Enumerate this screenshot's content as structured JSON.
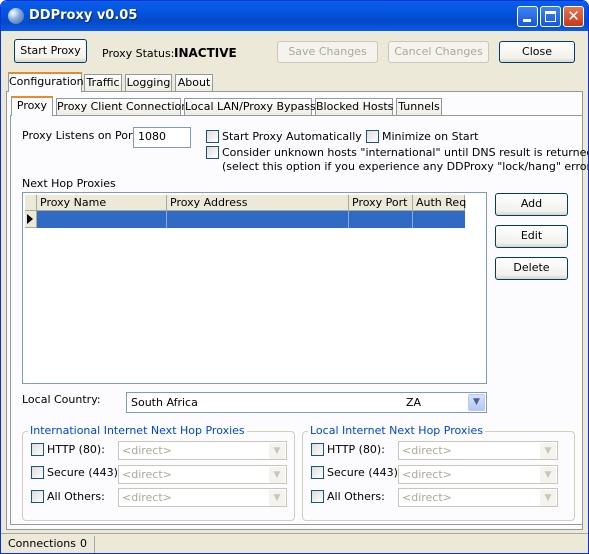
{
  "window": {
    "title": "DDProxy v0.05"
  },
  "toolbar": {
    "start_proxy": "Start Proxy",
    "proxy_status_label": "Proxy Status:",
    "proxy_status_value": "INACTIVE",
    "save_changes": "Save Changes",
    "cancel_changes": "Cancel Changes",
    "close": "Close"
  },
  "main_tabs": [
    "Configuration",
    "Traffic",
    "Logging",
    "About"
  ],
  "sub_tabs": [
    "Proxy",
    "Proxy Client Connections",
    "Local LAN/Proxy Bypass",
    "Blocked Hosts",
    "Tunnels"
  ],
  "proxy": {
    "port_label": "Proxy Listens on Port:",
    "port_value": "1080",
    "start_auto_label": "Start Proxy Automatically",
    "minimize_label": "Minimize on Start",
    "consider_label": "Consider unknown hosts \"international\" until DNS result is returned",
    "consider_hint": "(select this option if you experience any DDProxy \"lock/hang\" errors)"
  },
  "next_hop": {
    "label": "Next Hop Proxies",
    "columns": [
      "Proxy Name",
      "Proxy Address",
      "Proxy Port",
      "Auth Req"
    ],
    "add": "Add",
    "edit": "Edit",
    "delete": "Delete"
  },
  "country": {
    "label": "Local Country:",
    "name": "South Africa",
    "code": "ZA"
  },
  "intl_group": {
    "title": "International Internet Next Hop Proxies",
    "http": "HTTP (80):",
    "secure": "Secure (443):",
    "others": "All Others:",
    "placeholder": "<direct>"
  },
  "local_group": {
    "title": "Local Internet Next Hop Proxies",
    "http": "HTTP (80):",
    "secure": "Secure (443):",
    "others": "All Others:",
    "placeholder": "<direct>"
  },
  "status": {
    "connections_label": "Connections",
    "connections_value": "0"
  }
}
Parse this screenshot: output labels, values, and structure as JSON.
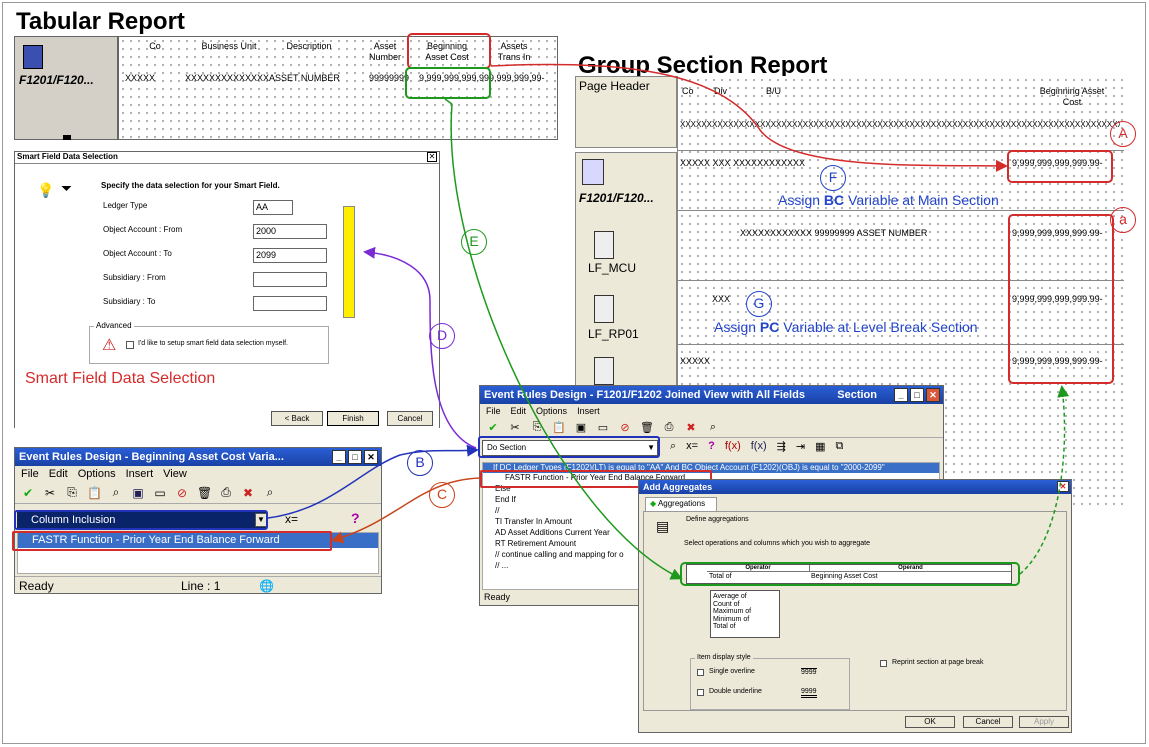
{
  "titles": {
    "tabular": "Tabular Report",
    "group": "Group Section Report"
  },
  "tabular": {
    "section_label": "F1201/F120...",
    "columns": [
      "Co",
      "Business Unit",
      "Description",
      "Asset Number",
      "Beginning Asset Cost",
      "Assets Trans In"
    ],
    "values": [
      "XXXXX",
      "XXXXXXXXXXXXXX",
      "ASSET NUMBER",
      "99999999",
      "9,999,999,999,99",
      "9,999,999,99-"
    ]
  },
  "group": {
    "page_header": "Page Header",
    "header_cols": {
      "co": "Co",
      "div": "Div",
      "bu": "B/U",
      "bac": "Beginning Asset Cost"
    },
    "x_line": "XXXXXXXXXXXXXXXXXXXXXXXXXXXXXXXXXXXXXXXXXXXXXXXXXXXXXXXXXXXXXXXXXXXXXXXXXXXXXXXXXXXXXXXXXXXXXXXXXXXXXXXXXXXXXXXX",
    "main_label": "F1201/F120...",
    "main_row": "XXXXX  XXX  XXXXXXXXXXXX",
    "value": "9,999,999,999,999.99-",
    "lf_mcu": "LF_MCU",
    "lf_mcu_row": "XXXXXXXXXXXX  99999999  ASSET NUMBER",
    "lf_rp01": "LF_RP01",
    "lf_rp01_row": "XXX",
    "last_row": "XXXXX",
    "assign_bc": {
      "pre": "Assign ",
      "bold": "BC",
      "post": " Variable at Main Section"
    },
    "assign_pc": {
      "pre": "Assign ",
      "bold": "PC",
      "post": " Variable at Level Break Section"
    }
  },
  "smart_field": {
    "title": "Smart Field Data Selection",
    "heading": "Specify the data selection for your Smart Field.",
    "fields": [
      {
        "label": "Ledger Type",
        "value": "AA"
      },
      {
        "label": "Object Account : From",
        "value": "2000"
      },
      {
        "label": "Object Account : To",
        "value": "2099"
      },
      {
        "label": "Subsidiary : From",
        "value": ""
      },
      {
        "label": "Subsidiary : To",
        "value": ""
      }
    ],
    "advanced": "Advanced",
    "checkbox": "I'd like to setup smart field data selection myself.",
    "back": "< Back",
    "finish": "Finish",
    "cancel": "Cancel",
    "caption": "Smart Field Data Selection"
  },
  "er_small": {
    "title": "Event Rules Design - Beginning Asset Cost Varia...",
    "menu": [
      "File",
      "Edit",
      "Options",
      "Insert",
      "View"
    ],
    "dropdown": "Column Inclusion",
    "selected": "FASTR Function - Prior Year End Balance Forward",
    "status": "Ready",
    "line": "Line : 1"
  },
  "er_big": {
    "title": "Event Rules Design - F1201/F1202 Joined View with All Fields",
    "section": "Section",
    "menu": [
      "File",
      "Edit",
      "Options",
      "Insert"
    ],
    "dropdown": "Do Section",
    "lines": [
      "If DC Ledger Types (F1202)(LT) is equal to \"AA\" And BC Object Account (F1202)(OBJ) is equal to \"2000-2099\"",
      "FASTR Function - Prior Year End Balance Forward",
      "Else",
      "End If",
      "//",
      "TI Transfer In Amount",
      "AD Asset Additions Current Year",
      "RT Retirement Amount",
      "// continue calling and mapping for o",
      "// ..."
    ],
    "status": "Ready"
  },
  "aggr": {
    "title": "Add Aggregates",
    "tab": "Aggregations",
    "define": "Define aggregations",
    "select": "Select operations and columns which you wish to aggregate",
    "col_operator": "Operator",
    "col_operand": "Operand",
    "row_operator": "Total of",
    "row_operand": "Beginning Asset Cost",
    "options": [
      "Average of",
      "Count of",
      "Maximum of",
      "Minimum of",
      "Total of"
    ],
    "display_style": "Item display style",
    "single": "Single overline",
    "double": "Double underline",
    "sample": "9999",
    "reprint": "Reprint section at page break",
    "ok": "OK",
    "cancel": "Cancel",
    "apply": "Apply"
  },
  "markers": {
    "A": "A",
    "a": "a",
    "B": "B",
    "C": "C",
    "D": "D",
    "E": "E",
    "F": "F",
    "G": "G"
  }
}
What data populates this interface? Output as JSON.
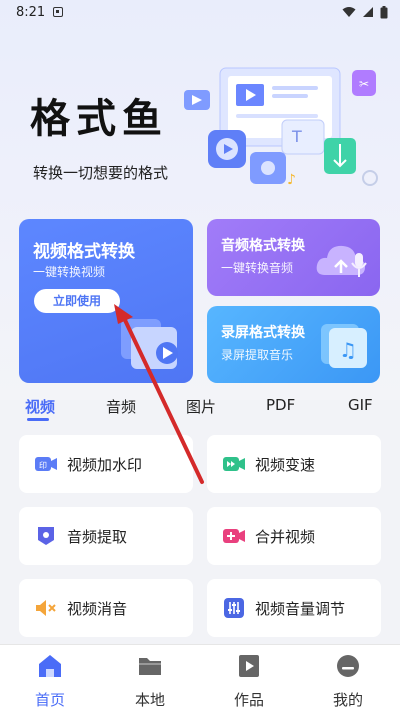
{
  "status_bar": {
    "time": "8:21"
  },
  "hero": {
    "title": "格式鱼",
    "subtitle": "转换一切想要的格式"
  },
  "cards": {
    "video": {
      "title": "视频格式转换",
      "subtitle": "一键转换视频",
      "button": "立即使用"
    },
    "audio": {
      "title": "音频格式转换",
      "subtitle": "一键转换音频"
    },
    "screen": {
      "title": "录屏格式转换",
      "subtitle": "录屏提取音乐"
    }
  },
  "tabs": [
    "视频",
    "音频",
    "图片",
    "PDF",
    "GIF"
  ],
  "active_tab": "视频",
  "tools": [
    {
      "label": "视频加水印",
      "icon": "video-watermark-icon"
    },
    {
      "label": "视频变速",
      "icon": "video-speed-icon"
    },
    {
      "label": "音频提取",
      "icon": "audio-extract-icon"
    },
    {
      "label": "合并视频",
      "icon": "merge-video-icon"
    },
    {
      "label": "视频消音",
      "icon": "mute-video-icon"
    },
    {
      "label": "视频音量调节",
      "icon": "volume-adjust-icon"
    }
  ],
  "bottom_nav": [
    {
      "label": "首页",
      "icon": "home-icon"
    },
    {
      "label": "本地",
      "icon": "folder-icon"
    },
    {
      "label": "作品",
      "icon": "play-file-icon"
    },
    {
      "label": "我的",
      "icon": "profile-icon"
    }
  ],
  "active_nav": "首页",
  "colors": {
    "accent": "#4a6cf7",
    "video_card": "#5d87ff",
    "audio_card": "#9370f5",
    "screen_card": "#4aa8fa",
    "annotation_arrow": "#d42a2a"
  }
}
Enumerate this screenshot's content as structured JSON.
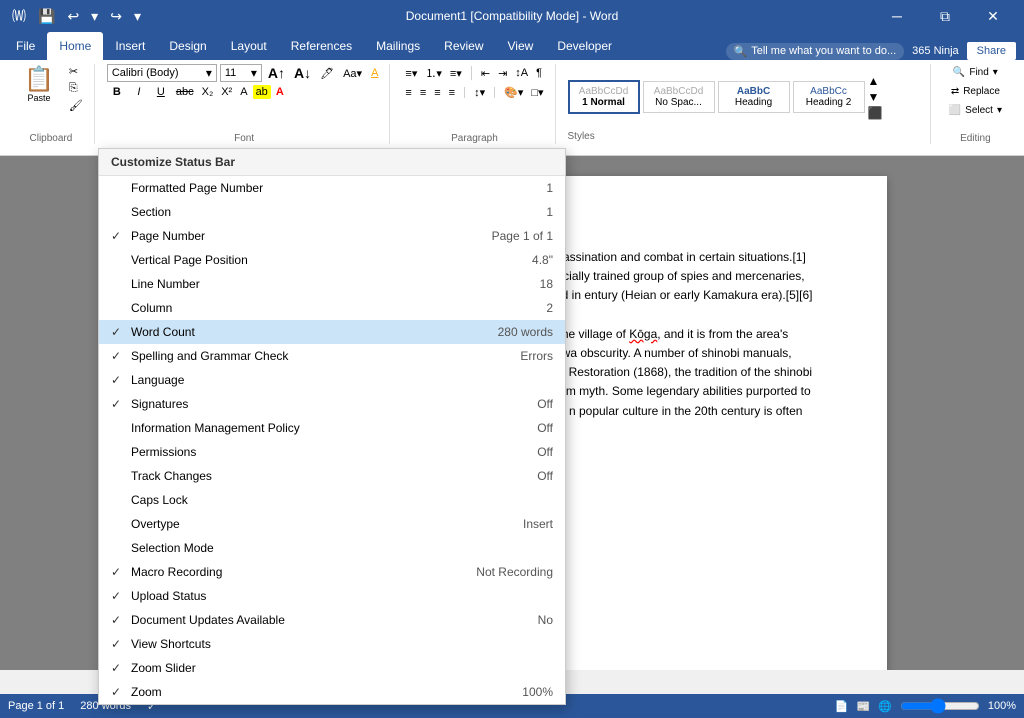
{
  "titlebar": {
    "title": "Document1 [Compatibility Mode] - Word",
    "quick_access": [
      "save",
      "undo",
      "redo",
      "more"
    ],
    "controls": [
      "minimize",
      "restore",
      "close"
    ]
  },
  "ribbon": {
    "tabs": [
      "File",
      "Home",
      "Insert",
      "Design",
      "Layout",
      "References",
      "Mailings",
      "Review",
      "View",
      "Developer"
    ],
    "active_tab": "Home",
    "tell_me": "Tell me what you want to do...",
    "user": "365 Ninja",
    "share": "Share",
    "clipboard_group": "Clipboard",
    "font_group": "Font",
    "paragraph_group": "Paragraph",
    "styles_group": "Styles",
    "editing_group": "Editing",
    "font_name": "Calibri (Body)",
    "font_size": "11",
    "styles": [
      {
        "id": "normal",
        "label": "1 Normal",
        "sublabel": "Normal",
        "active": true
      },
      {
        "id": "nospace",
        "label": "AaBbCcDc",
        "sublabel": "No Spac..."
      },
      {
        "id": "h1",
        "label": "AaBbC",
        "sublabel": "Heading 1"
      },
      {
        "id": "h2",
        "label": "AaBbCc",
        "sublabel": "Heading 2"
      }
    ],
    "select_label": "Select -",
    "heading_label": "Heading",
    "normal_label": "1 Normal",
    "find_label": "Find",
    "replace_label": "Replace",
    "select_label2": "Select"
  },
  "context_menu": {
    "title": "Customize Status Bar",
    "items": [
      {
        "id": "formatted-page-number",
        "label": "Formatted Page Number",
        "value": "1",
        "checked": false
      },
      {
        "id": "section",
        "label": "Section",
        "value": "1",
        "checked": false
      },
      {
        "id": "page-number",
        "label": "Page Number",
        "value": "Page 1 of 1",
        "checked": true
      },
      {
        "id": "vertical-page-position",
        "label": "Vertical Page Position",
        "value": "4.8\"",
        "checked": false
      },
      {
        "id": "line-number",
        "label": "Line Number",
        "value": "18",
        "checked": false
      },
      {
        "id": "column",
        "label": "Column",
        "value": "2",
        "checked": false
      },
      {
        "id": "word-count",
        "label": "Word Count",
        "value": "280 words",
        "checked": true,
        "highlighted": true
      },
      {
        "id": "spelling-grammar",
        "label": "Spelling and Grammar Check",
        "value": "Errors",
        "checked": true
      },
      {
        "id": "language",
        "label": "Language",
        "value": "",
        "checked": true
      },
      {
        "id": "signatures",
        "label": "Signatures",
        "value": "Off",
        "checked": true
      },
      {
        "id": "info-mgmt-policy",
        "label": "Information Management Policy",
        "value": "Off",
        "checked": false
      },
      {
        "id": "permissions",
        "label": "Permissions",
        "value": "Off",
        "checked": false
      },
      {
        "id": "track-changes",
        "label": "Track Changes",
        "value": "Off",
        "checked": false
      },
      {
        "id": "caps-lock",
        "label": "Caps Lock",
        "value": "",
        "checked": false
      },
      {
        "id": "overtype",
        "label": "Overtype",
        "value": "Insert",
        "checked": false
      },
      {
        "id": "selection-mode",
        "label": "Selection Mode",
        "value": "",
        "checked": false
      },
      {
        "id": "macro-recording",
        "label": "Macro Recording",
        "value": "Not Recording",
        "checked": true
      },
      {
        "id": "upload-status",
        "label": "Upload Status",
        "value": "",
        "checked": true
      },
      {
        "id": "doc-updates",
        "label": "Document Updates Available",
        "value": "No",
        "checked": true
      },
      {
        "id": "view-shortcuts",
        "label": "View Shortcuts",
        "value": "",
        "checked": true
      },
      {
        "id": "zoom-slider",
        "label": "Zoom Slider",
        "value": "",
        "checked": true
      },
      {
        "id": "zoom",
        "label": "Zoom",
        "value": "100%",
        "checked": true
      }
    ]
  },
  "document": {
    "text": "agent or mercenary in feudal Japan. The functions of the n, assassination and combat in certain situations.[1] Their ninja with the samurai, who observed strict rules about pecially trained group of spies and mercenaries, appeared the 15th century,[3] but antecedents may have existed in entury (Heian or early Kamakura era).[5][6] h centuries), mercenaries and spies for hire became active nd the village of Kōga, and it is from the area's clans that . Following the unification of Japan under the Tokugawa  obscurity. A number of shinobi manuals, often based on the 17th and 18th centuries, most notably the aji Restoration (1868), the tradition of the shinobi had ystery in Japan. Ninja figured prominently in folklore and from myth. Some legendary abilities purported to be in ty, walking on water and control over the natural elements. n popular culture in the 20th century is often based more of the Sengoku period.",
    "koga_word": "Kōga"
  },
  "statusbar": {
    "page": "Page 1 of 1",
    "words": "280 words",
    "language": "√",
    "zoom": "100%"
  }
}
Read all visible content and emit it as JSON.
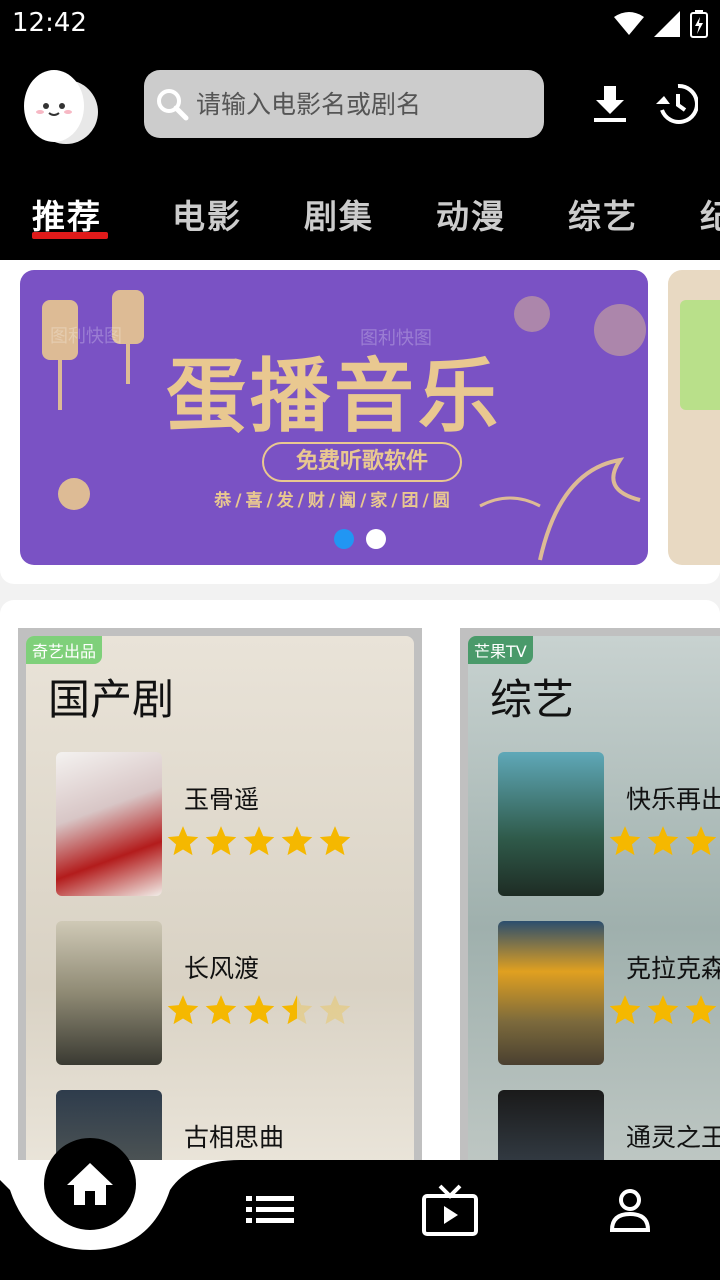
{
  "status_bar": {
    "time": "12:42"
  },
  "search": {
    "placeholder": "请输入电影名或剧名"
  },
  "tabs": [
    {
      "label": "推荐",
      "active": true
    },
    {
      "label": "电影"
    },
    {
      "label": "剧集"
    },
    {
      "label": "动漫"
    },
    {
      "label": "综艺"
    },
    {
      "label": "纪"
    }
  ],
  "banner": {
    "title": "蛋播音乐",
    "pill": "免费听歌软件",
    "subtitle": "恭/喜/发/财/阖/家/团/圆",
    "watermark1": "图利快图",
    "watermark2": "图利快图",
    "slides": 2,
    "active_slide": 0
  },
  "categories": [
    {
      "title": "国产剧",
      "badge": "奇艺出品",
      "items": [
        {
          "name": "玉骨遥",
          "rating": 5
        },
        {
          "name": "长风渡",
          "rating": 3.5
        },
        {
          "name": "古相思曲",
          "rating": 0
        }
      ]
    },
    {
      "title": "综艺",
      "badge": "芒果TV",
      "items": [
        {
          "name": "快乐再出",
          "rating": 3
        },
        {
          "name": "克拉克森",
          "rating": 3
        },
        {
          "name": "通灵之王",
          "rating": 0
        }
      ]
    }
  ],
  "colors": {
    "accent_underline": "#e01a1a",
    "dot_active": "#2196f3",
    "star": "#f5b800",
    "banner_bg": "#7a52c4"
  },
  "bottom_nav": [
    "home-icon",
    "list-icon",
    "tv-icon",
    "profile-icon"
  ]
}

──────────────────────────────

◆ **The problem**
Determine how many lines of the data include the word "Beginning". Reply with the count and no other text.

◆ **Answer section**
4